Solunar scoring — estimating the influence of sun and moon on wildlife activity — is highly speculative, with little scientific justification. The algorithms used by solunar for this purpose are not based on any particular science — there isn't any — but have been tuned to produce output that is broadly comparable with other published solunar tables.

Limitations

  • Events like equinoxes are displayed to the nearest minute but, in fact, it's hard to get an accuracy of better than 30 minutes or so. These are annual events, after all.
  • The --days switch produces a list for the current year. To get a list for a different year, you will need to specify a full date in that year, even though only the year part will be used.
  • Times are displayed either as UTC, or local to the specified city. There is no way to get the times of events in one location relative to a different one. solunar is not intended to be a general timezone converter.
  • If a date is specified but no time, then the time is taken to be 2AM, local time. So, for example, the distance from the earth to the moon will be given at 2AM on the specificed day. In practice, this seems highly unlikely to be significant. The use of 2AM, rather than midnight should reduce the likelihood of a nasty surprise when selecting a day at the boundary between daylight savings changes: midnight local time might end up being in an unexpected day.

Legal

solunar is copyright (c)2005-2014 Kevin Boone, and is released under the GNU Public Licence, version 2.0. That means, essentially, that you are welcome to use this program however you see fit, at your own risk, so long as you do not redistribute it without acknowledging the original author.

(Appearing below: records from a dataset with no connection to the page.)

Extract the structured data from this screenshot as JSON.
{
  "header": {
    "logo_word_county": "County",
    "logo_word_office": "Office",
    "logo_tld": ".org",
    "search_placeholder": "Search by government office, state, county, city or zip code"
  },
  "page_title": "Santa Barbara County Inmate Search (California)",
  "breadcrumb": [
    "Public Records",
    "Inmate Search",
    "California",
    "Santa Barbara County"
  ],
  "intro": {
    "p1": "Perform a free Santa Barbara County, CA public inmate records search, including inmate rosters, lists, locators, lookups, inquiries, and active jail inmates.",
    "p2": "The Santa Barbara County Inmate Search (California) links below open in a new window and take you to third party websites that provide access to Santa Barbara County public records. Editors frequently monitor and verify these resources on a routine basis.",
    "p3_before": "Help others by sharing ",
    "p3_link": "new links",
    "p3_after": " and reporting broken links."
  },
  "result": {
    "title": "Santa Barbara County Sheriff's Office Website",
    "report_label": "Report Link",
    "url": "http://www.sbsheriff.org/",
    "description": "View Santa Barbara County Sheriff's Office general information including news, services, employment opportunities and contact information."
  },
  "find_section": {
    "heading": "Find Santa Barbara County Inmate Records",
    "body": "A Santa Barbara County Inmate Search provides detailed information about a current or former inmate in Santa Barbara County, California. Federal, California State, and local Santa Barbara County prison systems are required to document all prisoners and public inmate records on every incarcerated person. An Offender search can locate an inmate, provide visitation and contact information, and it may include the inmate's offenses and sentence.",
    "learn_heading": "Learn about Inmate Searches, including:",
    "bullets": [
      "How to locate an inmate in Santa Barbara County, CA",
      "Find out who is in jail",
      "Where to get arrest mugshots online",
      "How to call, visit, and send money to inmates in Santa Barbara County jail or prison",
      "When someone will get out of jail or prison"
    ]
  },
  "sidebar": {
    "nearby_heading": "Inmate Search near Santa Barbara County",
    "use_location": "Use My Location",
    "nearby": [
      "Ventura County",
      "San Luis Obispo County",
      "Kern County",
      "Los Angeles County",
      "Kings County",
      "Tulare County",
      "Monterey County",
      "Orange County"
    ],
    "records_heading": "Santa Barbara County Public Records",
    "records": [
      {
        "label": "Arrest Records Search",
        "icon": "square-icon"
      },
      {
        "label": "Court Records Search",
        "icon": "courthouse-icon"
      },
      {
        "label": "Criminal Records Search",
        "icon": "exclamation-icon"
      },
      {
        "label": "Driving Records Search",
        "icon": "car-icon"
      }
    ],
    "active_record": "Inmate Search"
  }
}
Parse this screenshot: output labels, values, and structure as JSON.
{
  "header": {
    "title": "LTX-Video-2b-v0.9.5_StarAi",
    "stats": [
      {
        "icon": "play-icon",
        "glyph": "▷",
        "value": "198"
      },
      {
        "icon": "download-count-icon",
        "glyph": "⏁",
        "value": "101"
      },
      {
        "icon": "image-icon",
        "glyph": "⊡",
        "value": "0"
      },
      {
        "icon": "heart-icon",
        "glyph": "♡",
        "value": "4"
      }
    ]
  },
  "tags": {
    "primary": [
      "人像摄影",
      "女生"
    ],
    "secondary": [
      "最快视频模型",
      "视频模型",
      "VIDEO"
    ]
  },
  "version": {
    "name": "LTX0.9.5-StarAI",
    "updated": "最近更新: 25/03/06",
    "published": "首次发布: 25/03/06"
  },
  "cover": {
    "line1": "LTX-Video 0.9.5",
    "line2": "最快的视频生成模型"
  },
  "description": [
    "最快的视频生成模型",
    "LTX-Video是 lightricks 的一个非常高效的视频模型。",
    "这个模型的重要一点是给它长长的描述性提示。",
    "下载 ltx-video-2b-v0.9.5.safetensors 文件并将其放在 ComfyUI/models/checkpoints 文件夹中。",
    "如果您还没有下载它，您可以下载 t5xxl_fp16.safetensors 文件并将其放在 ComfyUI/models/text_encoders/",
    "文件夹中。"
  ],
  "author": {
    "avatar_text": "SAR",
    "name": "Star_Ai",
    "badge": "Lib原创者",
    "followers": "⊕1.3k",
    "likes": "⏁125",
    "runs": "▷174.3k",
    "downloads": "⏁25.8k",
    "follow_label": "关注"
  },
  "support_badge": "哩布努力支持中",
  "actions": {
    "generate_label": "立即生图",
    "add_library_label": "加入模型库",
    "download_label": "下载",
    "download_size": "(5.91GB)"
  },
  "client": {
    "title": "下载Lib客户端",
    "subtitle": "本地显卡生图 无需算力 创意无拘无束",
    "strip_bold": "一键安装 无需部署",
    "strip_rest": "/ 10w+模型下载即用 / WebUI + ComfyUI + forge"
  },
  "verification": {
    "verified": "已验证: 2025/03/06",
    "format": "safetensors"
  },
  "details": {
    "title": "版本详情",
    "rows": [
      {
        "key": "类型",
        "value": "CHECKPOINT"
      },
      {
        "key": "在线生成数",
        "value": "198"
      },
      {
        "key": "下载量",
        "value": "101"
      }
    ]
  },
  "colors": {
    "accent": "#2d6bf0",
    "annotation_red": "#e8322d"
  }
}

The algorithms used in the program are published in various textbooks and, so far as I know, there are no particular legal restrictions on their use and distribution.

Revision history

Version 0.1.0, May 2012
First release, based on the original Java implementation of 2005-2011.

Version 0.1.1, June 2013
Fixed incorrect text label on moonset.
Fixed a problem with TZ environment handling, that led to a hugely incorrect timezone compensation on some platforms.
Added 12-hour time display.
Added solunar scoring feature.
Fixed some minor memory leaks.
Corrected some errors in the documentation.

Version 0.1.2, June 2014
Fixed a problem with timezone handling that caused the wrong day to be used between midnight and 1AM during daylight savings time.

See also

An Android app is available which displays a subset of the data producted by this program, and is based on the same algorithms.

A command line version for Android is available from the KBOX downloads page.

Downloads

Copyright © 1994-2013 Kevin Boone. Updated Jun 30 2014